Spot gold consolidating close to monthly highs just under $1820, supported from earlier weekly lows by falling real yields.
XAU/USD looks on course to post a yearly loss of about 4.0%.
According to a Reuters poll, investors expect losses of a similar magnitude in 2022.
Spot gold prices are consolidating close to monthly highs just under the $1820 mark, have jumped from earlier weekly lows in the $1790 area after finding support at the 21-day moving average as US real yields slid. Despite a notable improvement in the market’s broader appetite for risk as Omicron-related fears about potential economic disruption and hawkish policy shifts at major central banks including the Fed, ECB and BoE, spot gold is on course to post a healthy monthly gain of about 2.5%, having rebounded more than 3.5% from earlier monthly lows under $1760.
Bond and FX market moves this month have been favourable to precious metals; the 10-year TIPS (real) yield is down roughly 12bps to back under -1.1%, while the DXY is flat on the month just under 96.00, having pulled back sharply from earlier monthly highs closer to 97.00. Recall that gold has an inverse relation to both real yields and the dollar as when the former rises, it raises the opportunity cost of holding non-yields gold and when the latter rises, it raises the cost of dollar-denominated gold for international investors.
On the final day of the year, XAU/USD looks on course to post a yearly loss of about 4.0%, its first annual loss in three.
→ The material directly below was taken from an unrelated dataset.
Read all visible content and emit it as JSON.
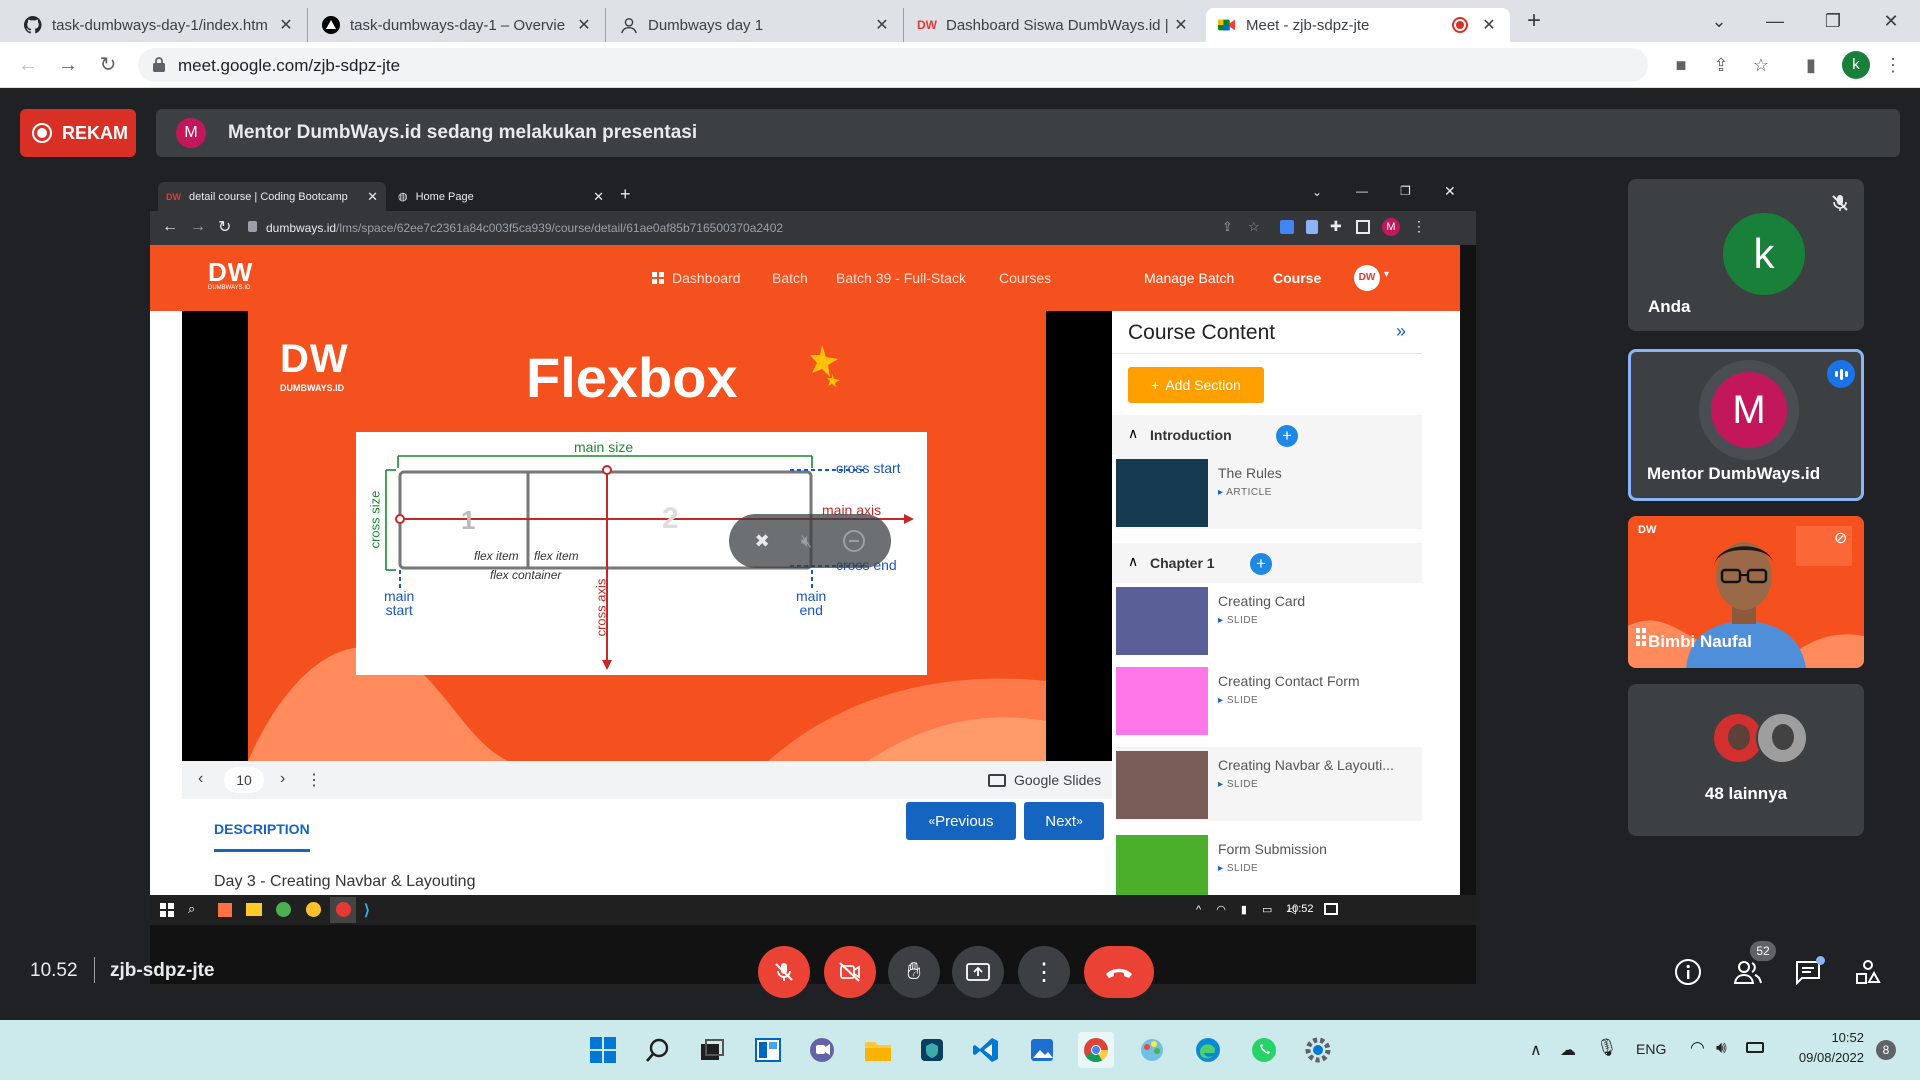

According to analysts at Reuters, the “global economic recovery made its (gold’s) safe-haven appeal less attractive… as central banks prepared to raise interest rates to contain inflation”. According to a Reuters poll released at the end of October which asked investors about their outlook for gold in 2022, the median forecast was for the precious metal to average $1750 throughout the year.
If XAU/USD closed out 2022 at this level, that would mark another roughly 4.0% annual decline. To summarise the thinking of many of the poll’s participants; “gold is unlikely to rise much while investors expect the U.S. Federal Reserve to reduce its asset purchases and raise rates” Reuters said, before quoting an analyst at Phillip Futures as saying that “both (QE taper and rate hikes)… are events that traditionally see gold prices put under pressure”.